Republican majorities in the state Assembly and state Senate Wednesday morning passed bills limiting the duties and responsibilities of the incoming Governor and Attorney General, and cutting down early voting in Wisconsin to two weeks before elections.
A federal judge previously blocked a similar early voting restriction.
GOP leaders said they're confident the newly-passed version could stand up in court.
Scot Ross, Executive Director of liberal group One Wisconsin Now, said in a statement, "Republicans are thumbing their noses at a federal judge's order and we are conferring with our counsel about next steps to protect the sacred right to vote."
Assembly Speaker Robin Vos (R-Rochester) has insisted the changes lawmakers made to the executive branch and the attorney general's responsibilities are not a snap reaction to last month's election.
Republicans will maintain their majorities in the Assembly and the Senate for the next two years, but Democrats Tony Evers and Josh Kaul won the races for Governor and Attorney General, respectively.
Vos said shifting powers from those offices to lawmakers in the Assembly and Senate will better-balance out state government.
"To (Democrats), this is all about politics," Vos said on the assembly floor. "But to me, it's abut the institution."
The changes would limit Evers and Kaul from pulling Wisconsin out of a federal lawsuit against the Affordable Care Act without legislative approval.
One bill also limits Evers' influence over the state's public-private economic development agency, the Wisconsin Economic Development Corporation, until September 1.

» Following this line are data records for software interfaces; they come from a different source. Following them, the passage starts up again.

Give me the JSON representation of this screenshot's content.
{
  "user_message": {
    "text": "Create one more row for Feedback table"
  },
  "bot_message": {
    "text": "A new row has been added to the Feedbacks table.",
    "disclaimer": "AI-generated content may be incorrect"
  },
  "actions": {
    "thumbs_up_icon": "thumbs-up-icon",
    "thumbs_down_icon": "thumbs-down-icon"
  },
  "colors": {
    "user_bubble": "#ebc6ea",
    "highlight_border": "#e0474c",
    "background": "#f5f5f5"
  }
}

Vos said the bill was in response to previous comments by Evers that he wants to dissolve the WEDC.
"We thought about trying to be open-minded and helping Governor Evers learn that the WEDC is a great institution," Vos said. "We thought this was the best way to do it."
In a statement on the lame duck session, Evers said in part:
"Wisconsin has never seen anything like this."
"Power-hungry politicians rushed through sweeping changes to our laws to expand their own power and override the will of the people," the statement continued.
Rep. David Bowen (D-Milwaukee) said his side is considering possible legal action over the lame-duck bills.
"(Republicans) want to start off the next legislative session with lawsuits," Bowen said. "These bills clearly go too far."
When asked about a possible challenge in court should Republican Gov. Scott Walker sign the bills, Bowen said, "I would say that I'm sure those motions are being prepared to start right away."
Walker's office on Wednesday did not respond to questions about whether he would definitely sign the bills.